BRIEF ->
The answer is every line in the data below that contains the word "duration".

** DATASET CONTENT follows **

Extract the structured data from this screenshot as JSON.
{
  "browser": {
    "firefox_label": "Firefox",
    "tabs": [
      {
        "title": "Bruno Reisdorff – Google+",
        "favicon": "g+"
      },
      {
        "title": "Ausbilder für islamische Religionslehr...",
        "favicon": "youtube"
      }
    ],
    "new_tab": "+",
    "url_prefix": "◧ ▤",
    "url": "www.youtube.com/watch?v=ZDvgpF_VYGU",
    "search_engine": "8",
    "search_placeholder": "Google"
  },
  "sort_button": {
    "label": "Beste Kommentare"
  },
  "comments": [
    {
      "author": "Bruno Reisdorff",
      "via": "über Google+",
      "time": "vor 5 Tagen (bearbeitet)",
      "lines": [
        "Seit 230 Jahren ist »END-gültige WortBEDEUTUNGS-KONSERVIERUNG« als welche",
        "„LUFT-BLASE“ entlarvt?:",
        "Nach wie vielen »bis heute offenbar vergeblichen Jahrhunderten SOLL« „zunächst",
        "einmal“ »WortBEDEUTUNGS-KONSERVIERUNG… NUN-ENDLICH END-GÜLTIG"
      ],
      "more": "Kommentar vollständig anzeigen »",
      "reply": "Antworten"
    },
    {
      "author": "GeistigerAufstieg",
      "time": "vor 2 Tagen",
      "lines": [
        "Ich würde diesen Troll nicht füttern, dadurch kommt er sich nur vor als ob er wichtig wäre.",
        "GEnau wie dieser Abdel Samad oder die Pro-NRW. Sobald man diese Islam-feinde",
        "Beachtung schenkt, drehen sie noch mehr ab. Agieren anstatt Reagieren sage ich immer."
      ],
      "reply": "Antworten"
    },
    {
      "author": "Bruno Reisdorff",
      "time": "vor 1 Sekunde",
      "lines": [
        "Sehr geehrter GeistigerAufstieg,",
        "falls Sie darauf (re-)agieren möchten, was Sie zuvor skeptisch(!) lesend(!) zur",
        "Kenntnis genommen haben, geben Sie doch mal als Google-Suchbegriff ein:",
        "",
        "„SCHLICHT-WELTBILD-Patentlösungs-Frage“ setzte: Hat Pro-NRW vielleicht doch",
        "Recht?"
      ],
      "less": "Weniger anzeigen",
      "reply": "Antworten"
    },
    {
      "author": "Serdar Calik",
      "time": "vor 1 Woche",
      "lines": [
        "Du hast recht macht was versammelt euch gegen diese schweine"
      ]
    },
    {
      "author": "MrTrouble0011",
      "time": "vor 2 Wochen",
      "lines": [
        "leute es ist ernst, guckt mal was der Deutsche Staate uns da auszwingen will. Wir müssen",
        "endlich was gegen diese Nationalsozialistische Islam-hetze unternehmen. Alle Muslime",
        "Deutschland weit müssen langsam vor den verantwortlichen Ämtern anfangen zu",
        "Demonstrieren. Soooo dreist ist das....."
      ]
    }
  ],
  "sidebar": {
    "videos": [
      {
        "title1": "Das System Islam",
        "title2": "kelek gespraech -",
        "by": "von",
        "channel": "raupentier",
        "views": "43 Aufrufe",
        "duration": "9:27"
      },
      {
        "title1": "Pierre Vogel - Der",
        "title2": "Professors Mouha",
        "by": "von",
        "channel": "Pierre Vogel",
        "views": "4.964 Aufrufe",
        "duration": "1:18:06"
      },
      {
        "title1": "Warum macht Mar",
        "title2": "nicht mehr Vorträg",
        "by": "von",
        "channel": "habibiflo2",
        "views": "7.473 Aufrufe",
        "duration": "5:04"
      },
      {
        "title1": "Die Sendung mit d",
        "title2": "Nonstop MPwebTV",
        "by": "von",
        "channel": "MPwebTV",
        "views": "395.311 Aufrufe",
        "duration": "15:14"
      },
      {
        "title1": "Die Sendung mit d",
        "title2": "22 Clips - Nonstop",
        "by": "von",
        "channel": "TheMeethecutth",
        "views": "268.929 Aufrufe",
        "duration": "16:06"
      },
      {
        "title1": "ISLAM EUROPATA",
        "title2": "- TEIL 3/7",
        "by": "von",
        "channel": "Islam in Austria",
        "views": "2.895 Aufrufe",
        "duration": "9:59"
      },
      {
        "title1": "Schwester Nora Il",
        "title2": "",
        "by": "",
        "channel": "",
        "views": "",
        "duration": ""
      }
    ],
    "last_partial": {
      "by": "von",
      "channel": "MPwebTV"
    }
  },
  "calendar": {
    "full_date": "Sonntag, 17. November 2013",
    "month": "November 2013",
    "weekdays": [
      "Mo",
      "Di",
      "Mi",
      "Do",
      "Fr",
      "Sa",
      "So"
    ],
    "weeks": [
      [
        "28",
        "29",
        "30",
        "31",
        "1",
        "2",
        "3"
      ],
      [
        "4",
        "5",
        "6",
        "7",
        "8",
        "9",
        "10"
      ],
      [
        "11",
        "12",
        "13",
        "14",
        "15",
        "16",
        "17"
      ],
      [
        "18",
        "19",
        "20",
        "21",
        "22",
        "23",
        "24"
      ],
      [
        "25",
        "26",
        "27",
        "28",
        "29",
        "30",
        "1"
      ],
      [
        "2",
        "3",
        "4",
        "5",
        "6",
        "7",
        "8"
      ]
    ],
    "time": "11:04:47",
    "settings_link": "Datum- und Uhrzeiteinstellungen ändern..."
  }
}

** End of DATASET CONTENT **

ANSWER FOR THE TASK ->
        "duration": "9:27"
        "duration": "1:18:06"
        "duration": "5:04"
        "duration": "15:14"
        "duration": "16:06"
        "duration": "9:59"
        "duration": ""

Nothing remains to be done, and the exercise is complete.